Like so many moms, Lauren Bays is battling the baby weight. The Atlanta, GA, mother-of-three gets up at dawn to squeeze in a workout five days a week.
After an hour of exercising, she gets her three girls, who range in age from 20 months to seven years old, ready for their day.
Taking care of her family while working full time, Bays does her best to eat right, too.
"I usually grab some kind of salad," said Bays. "I make some bad choices some days, but for the most part I try to make a good choice."
After giving birth to her girls, each via c-section, she noticed that her body was not bouncing back to its pre-baby days, even though she felt she was doing all the right things.
"I was definitely overweight, definitely not where I wanted to be, and it just seemed like it was harder to get back where I was," Bays said.
Workouts and eating well weren't changing her stomach from lumpy to smooth, and after breastfeeding three children, she had sagging breasts.

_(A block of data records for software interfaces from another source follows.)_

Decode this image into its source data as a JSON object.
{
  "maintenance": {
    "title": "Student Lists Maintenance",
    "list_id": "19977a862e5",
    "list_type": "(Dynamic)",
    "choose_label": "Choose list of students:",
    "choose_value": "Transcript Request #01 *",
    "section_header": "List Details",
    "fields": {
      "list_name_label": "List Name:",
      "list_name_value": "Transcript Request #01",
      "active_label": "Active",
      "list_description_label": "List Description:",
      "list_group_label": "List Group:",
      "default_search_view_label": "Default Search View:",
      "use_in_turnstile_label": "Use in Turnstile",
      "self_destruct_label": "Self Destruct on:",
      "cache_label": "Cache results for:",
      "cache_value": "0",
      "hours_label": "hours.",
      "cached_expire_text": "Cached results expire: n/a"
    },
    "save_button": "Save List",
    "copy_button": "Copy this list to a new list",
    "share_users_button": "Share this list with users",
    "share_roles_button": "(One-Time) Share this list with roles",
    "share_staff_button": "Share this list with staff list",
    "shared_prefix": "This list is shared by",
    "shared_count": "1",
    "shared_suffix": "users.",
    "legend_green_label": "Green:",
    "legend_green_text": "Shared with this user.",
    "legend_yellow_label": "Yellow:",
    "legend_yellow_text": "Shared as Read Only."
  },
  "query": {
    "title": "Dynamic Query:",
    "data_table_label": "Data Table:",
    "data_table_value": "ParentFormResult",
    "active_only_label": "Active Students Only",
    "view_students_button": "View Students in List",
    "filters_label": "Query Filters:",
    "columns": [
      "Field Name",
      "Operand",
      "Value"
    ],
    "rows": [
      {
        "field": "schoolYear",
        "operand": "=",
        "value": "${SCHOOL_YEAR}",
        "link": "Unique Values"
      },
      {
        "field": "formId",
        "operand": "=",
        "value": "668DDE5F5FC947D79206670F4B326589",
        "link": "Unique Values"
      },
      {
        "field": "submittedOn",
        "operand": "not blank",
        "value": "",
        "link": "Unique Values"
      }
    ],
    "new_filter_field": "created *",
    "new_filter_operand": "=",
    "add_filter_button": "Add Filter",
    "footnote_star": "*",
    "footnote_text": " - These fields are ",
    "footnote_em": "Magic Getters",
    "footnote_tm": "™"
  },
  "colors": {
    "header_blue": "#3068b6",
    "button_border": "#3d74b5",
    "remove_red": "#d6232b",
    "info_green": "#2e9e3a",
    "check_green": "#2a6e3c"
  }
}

"You know, everybody's got their own insecurities, but not to the point where you don't want to have your picture taken with your kids because you're just kind of feeling gross or feeling ugly," said Bays.
Sick of feeling bad about herself, Bays decided it was time for a more drastic remedy: She opted for a new trend in plastic surgery known as the "mommy makeover."
"The concept of the mommy makeover is we're fixing from here to here," said Bays' surgeon,Dr. Diane Alexander of Artisan Plastic Surgery in Atlanta, pointing from her breasts to her hips. "We're fixing the breasts, the belly. Occasionally, women want their muffin top fixed. But the core of it is doing the breasts and the belly together. This is an extremely common procedure. I would say it's the No. 1 thing we do."
Women across the country are getting plastic surgery to erase the marks of child-bearing, but it comes at a cost: At least four hours of invasive surgery, a minimum week of post-op bed-rest, and an average $16,000 price tag.
For Bays, her "mommy makeover," and its visible results, pictured here in the before-and-after, is an investment in her happiness.
"I am relatively young -- I am 38; I have a lot of good years left -- so I think it's worth it," Bays said. "I just feel so much better about myself. I guess I didn't realize effort went into wearing tunics all the time or, you know, just trying to camouflage that part that I didn't like. I didn't realize how nice it is to just throw on a t-shirt and not think, 'Oh, is my stomach sticking out?' or, 'My chest doesn't look perky.'"